As we become more interconnected, we’re going to discover even more links between the disparate “worlds” that we all find ourselves in. Whether or not these situations call for change-of-self or change-by-others, they do signify a growing trend towards inclusivity, appreciation, and a “big tent” concept that embraces those people, sounds, and ideas that run counter to our own.
Having fun, or composing simply for the intrinsic enjoyment of creation, isn’t something that’s discussed much in education or composition circles, but I think it should be.
What comes first, the repertoire or the available and interested performers? Having written more than my fair share of brass works, I find myself asking why more composers don’t try their hand at it.

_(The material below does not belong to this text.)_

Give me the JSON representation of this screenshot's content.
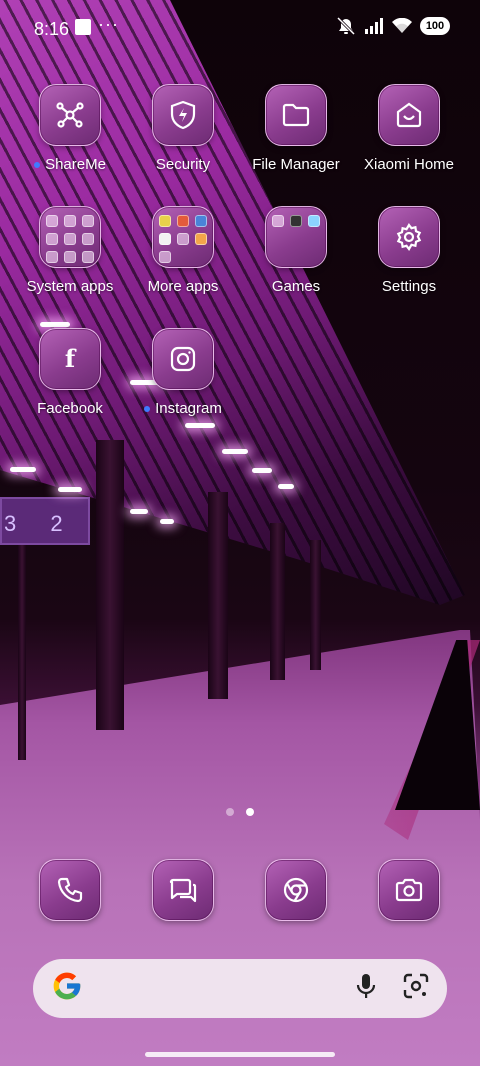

For those of us who work with composition students, we are now squarely in that time of year when project deadlines begin to coincide with exams and the mid-term demands of other courses to the point that the pressure to complete a musical work can seem insurmountable.
Two weeks ago, the new music world received the news that after eight seasons cellist Jeffrey Zeigler would be stepping down from his position with the Kronos Quartet. We asked him what’s next.
When the protective relationship between union and members morphs into a threatening, punitive relationship, it is reasonable to ask whether or not more responsible and productive methods could be used to achieve the shared goals of all involved.
It’s not often that you realize you’re in a time of personal transition—often you only realize that the transition has happened after the fact—but when it does happen it allows for both self-reflection and dreaming of where that transition can take you in the future.
In addition to being a serious lot, composers tend to be both competitive (as the lifeblood of our art—performances—are of a limited supply) and not a little sensitive about their own self-perceived flaws. Humor, therefore, is a rare bird.
When one looks at the actual handwriting of a 31-year-old Russian composer who had not yet achieved his place in the mythos of our musical heritage, it not only allows us to see the piece and the man writing it in a more normal, grounded manner but it allows us to see ourselves and our own work in a context that is ultimately more healthy and realistic than before.
Does the national new music community need a professional conference of its own? How would such an endeavor actually work? Who would be the intended audience? Would it be a yearly or biennial event? What umbrella organization would or could provide logistical support?